5. File Transfers and Data Backups: If you frequently upload/download large files, or perform cloud backups, slower speeds will extend the time it takes to complete these actions.

6. Multiple Devices: The more devices you have connected to your network, the more your bandwidth is divided. If you have multiple devices running heavy applications simultaneously, 10 Mbps won’t suffice.

In an increasingly digital world, a speed of 10 Mbps may hinder productivity and efficiency in both personal and professional tasks that depend on quick and responsive software applications. Therefore, it is recommended to opt for an internet package that addresses your specific requirements.

“How does a 10 Mbps download speed compare to the average internet speed globally?”

A 10 Mbps download speed is the minimum broadband speed level often recommended for modern Internet usage. It allows you to perform basic online activities such as browsing web pages, streaming standard quality videos or using social media without experiencing major disruptions.

However, when compared to the global average internet speed, which according to a Speedtest Global Index report stands at approximately 96.98 Mbps (as of November 2021), a 10 Mbps connection might be considered relatively slow. This comparison reflects that the global average is around 9 times faster than a 10 Mbps connection.

It’s important to note that the appropriate download speed depends on the specific user’s activities. If multiple devices are being used simultaneously or high bandwidth activities like gaming or streaming HD videos are occurring, then a speed much higher than 10 Mbps would be preferable. Conversely, for individual users with basic internet needs, a 10 Mbps speed could suffice.
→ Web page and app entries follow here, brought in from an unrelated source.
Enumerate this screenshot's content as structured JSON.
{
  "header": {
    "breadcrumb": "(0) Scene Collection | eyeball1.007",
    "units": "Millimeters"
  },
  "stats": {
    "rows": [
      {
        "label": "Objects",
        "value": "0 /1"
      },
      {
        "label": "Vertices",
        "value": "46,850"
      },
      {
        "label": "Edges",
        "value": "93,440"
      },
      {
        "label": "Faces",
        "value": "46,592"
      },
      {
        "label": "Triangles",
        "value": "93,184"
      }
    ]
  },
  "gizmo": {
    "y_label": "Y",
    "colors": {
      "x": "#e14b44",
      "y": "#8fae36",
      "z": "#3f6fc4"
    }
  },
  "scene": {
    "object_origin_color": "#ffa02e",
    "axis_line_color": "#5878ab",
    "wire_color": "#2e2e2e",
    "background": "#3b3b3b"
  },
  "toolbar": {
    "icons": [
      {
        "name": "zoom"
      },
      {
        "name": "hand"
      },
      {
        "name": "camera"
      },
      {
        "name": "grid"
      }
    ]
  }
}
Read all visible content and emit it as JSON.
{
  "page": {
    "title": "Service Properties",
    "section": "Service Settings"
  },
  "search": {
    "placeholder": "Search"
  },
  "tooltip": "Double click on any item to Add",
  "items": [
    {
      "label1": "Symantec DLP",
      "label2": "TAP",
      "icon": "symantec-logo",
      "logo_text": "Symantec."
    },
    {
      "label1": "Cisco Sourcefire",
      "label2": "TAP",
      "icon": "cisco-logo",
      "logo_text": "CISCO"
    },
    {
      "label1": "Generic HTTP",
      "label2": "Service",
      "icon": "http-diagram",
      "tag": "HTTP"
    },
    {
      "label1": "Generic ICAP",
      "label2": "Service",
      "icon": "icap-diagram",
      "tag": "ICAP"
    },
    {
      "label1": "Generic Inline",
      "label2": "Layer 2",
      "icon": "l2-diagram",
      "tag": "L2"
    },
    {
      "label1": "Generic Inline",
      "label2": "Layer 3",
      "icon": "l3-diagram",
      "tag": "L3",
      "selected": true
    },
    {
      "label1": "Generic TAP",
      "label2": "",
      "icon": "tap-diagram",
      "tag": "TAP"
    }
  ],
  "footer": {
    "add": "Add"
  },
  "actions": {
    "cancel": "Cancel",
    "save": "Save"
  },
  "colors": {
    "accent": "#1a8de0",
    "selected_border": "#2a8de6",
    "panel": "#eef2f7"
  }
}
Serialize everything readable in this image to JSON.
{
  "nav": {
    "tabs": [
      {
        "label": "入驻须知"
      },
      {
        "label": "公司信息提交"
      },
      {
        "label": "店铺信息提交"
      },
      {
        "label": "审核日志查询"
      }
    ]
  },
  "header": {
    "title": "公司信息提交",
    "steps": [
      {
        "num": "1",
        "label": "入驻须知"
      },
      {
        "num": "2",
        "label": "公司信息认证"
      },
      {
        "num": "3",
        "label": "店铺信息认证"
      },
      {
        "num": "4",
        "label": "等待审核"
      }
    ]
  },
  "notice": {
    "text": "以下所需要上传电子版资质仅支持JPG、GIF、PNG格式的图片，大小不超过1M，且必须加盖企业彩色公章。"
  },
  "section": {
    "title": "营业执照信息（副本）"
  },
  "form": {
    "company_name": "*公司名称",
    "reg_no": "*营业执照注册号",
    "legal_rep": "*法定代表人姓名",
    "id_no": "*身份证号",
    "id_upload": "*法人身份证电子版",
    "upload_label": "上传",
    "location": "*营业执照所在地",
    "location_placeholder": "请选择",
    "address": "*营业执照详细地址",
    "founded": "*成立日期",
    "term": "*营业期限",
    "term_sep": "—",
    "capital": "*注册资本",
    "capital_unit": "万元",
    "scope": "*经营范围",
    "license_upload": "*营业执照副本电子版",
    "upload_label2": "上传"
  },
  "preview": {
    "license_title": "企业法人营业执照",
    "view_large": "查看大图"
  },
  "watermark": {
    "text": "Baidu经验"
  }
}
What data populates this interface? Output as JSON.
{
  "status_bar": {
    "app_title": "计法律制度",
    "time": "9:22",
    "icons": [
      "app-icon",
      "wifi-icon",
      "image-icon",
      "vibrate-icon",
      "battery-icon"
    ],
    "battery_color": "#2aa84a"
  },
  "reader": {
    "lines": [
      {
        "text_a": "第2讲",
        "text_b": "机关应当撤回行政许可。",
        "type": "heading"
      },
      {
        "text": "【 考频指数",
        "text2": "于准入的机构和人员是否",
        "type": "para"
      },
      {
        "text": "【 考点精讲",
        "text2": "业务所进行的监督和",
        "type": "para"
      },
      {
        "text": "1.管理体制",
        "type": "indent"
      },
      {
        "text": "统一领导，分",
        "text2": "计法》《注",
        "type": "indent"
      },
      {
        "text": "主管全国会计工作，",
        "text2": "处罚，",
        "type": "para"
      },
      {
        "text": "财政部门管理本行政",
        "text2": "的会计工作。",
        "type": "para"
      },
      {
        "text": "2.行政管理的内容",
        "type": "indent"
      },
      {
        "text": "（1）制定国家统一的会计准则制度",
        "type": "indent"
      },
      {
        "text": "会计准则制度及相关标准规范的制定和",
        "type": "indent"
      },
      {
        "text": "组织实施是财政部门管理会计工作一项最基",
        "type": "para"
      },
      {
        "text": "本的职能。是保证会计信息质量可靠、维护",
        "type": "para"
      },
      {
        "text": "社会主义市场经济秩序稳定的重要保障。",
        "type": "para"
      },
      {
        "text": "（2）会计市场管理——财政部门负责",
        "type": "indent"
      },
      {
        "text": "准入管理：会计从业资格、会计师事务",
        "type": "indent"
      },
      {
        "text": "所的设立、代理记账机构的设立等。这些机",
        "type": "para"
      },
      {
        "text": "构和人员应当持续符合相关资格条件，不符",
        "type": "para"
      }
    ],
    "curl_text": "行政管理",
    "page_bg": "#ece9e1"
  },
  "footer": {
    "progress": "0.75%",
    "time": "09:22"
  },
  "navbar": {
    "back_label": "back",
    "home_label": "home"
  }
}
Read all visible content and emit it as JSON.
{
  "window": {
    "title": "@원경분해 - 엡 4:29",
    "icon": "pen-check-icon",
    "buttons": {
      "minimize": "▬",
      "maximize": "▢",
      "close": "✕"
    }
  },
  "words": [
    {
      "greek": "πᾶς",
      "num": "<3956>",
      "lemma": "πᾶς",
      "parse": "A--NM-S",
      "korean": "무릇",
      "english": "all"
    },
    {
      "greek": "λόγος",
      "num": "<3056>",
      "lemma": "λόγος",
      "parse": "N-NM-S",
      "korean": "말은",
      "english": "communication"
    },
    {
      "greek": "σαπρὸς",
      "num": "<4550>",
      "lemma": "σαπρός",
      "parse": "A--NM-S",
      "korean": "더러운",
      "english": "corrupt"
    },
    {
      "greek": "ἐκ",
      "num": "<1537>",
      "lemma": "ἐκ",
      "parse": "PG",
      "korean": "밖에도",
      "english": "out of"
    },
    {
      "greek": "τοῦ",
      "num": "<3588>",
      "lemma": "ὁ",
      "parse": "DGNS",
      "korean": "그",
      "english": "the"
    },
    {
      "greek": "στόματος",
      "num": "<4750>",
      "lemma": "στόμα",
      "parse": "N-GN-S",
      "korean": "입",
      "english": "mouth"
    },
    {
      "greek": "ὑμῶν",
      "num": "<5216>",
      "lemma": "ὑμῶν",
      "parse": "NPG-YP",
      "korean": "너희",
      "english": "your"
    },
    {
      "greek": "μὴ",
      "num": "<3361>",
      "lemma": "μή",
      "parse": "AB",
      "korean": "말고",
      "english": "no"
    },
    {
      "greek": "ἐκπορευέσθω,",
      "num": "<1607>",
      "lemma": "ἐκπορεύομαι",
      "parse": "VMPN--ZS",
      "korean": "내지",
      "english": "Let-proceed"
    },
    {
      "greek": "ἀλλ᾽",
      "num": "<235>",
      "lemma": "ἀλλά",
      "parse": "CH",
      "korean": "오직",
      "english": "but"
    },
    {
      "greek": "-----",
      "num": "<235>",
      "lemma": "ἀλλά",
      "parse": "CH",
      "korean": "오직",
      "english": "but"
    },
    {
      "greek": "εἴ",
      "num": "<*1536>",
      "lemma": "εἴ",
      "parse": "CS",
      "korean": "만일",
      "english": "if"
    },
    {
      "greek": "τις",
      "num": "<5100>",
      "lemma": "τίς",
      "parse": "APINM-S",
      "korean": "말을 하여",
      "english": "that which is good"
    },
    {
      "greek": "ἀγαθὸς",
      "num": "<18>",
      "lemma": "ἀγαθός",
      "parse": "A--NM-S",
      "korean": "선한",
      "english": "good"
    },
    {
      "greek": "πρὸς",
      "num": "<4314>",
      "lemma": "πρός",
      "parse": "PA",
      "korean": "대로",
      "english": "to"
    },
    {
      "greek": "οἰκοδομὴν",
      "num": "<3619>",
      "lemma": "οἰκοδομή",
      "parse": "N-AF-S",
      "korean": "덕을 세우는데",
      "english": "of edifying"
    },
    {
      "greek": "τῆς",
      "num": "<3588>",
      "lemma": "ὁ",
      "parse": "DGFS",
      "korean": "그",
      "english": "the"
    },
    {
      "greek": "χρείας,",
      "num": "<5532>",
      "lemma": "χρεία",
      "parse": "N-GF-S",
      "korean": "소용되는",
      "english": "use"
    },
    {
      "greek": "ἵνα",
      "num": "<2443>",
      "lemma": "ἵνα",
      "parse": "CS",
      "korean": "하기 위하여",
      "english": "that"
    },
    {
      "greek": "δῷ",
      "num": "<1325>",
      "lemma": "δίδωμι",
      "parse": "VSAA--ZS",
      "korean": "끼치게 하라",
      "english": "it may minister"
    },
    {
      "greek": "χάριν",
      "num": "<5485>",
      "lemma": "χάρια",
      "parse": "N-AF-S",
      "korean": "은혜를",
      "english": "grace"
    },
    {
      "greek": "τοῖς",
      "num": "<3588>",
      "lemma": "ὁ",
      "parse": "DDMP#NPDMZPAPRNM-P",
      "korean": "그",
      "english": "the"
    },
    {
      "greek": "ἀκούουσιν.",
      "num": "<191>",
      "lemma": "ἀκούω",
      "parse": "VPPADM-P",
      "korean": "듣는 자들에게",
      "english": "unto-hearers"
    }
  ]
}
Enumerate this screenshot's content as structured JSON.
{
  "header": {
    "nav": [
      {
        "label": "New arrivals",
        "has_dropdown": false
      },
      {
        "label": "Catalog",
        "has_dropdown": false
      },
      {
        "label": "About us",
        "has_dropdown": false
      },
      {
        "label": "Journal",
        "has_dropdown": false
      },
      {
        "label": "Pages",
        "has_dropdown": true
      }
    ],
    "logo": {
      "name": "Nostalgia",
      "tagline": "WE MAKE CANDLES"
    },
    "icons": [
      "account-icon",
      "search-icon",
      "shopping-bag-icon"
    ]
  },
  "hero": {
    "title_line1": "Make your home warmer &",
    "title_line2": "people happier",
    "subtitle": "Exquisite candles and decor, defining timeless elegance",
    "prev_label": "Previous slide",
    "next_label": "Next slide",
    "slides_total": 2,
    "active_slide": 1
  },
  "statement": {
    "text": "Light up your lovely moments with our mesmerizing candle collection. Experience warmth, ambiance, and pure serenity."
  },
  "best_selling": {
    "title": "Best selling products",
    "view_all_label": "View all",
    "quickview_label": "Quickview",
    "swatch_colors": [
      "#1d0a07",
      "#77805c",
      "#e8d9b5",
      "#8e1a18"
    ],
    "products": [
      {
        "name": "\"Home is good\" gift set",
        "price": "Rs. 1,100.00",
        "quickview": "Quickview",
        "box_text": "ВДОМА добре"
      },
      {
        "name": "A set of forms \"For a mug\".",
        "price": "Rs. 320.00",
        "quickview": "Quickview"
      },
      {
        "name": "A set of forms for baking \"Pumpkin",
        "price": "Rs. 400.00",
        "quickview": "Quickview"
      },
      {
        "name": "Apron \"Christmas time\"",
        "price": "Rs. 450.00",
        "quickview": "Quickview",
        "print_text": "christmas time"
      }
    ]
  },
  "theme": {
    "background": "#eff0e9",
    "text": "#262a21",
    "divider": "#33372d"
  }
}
In conclusion, while a 10 Mbps connection may serve well for light individual usage, it falls well short of the global average internet speed and may not meet the demands of heavy internet users or households with multiple active devices.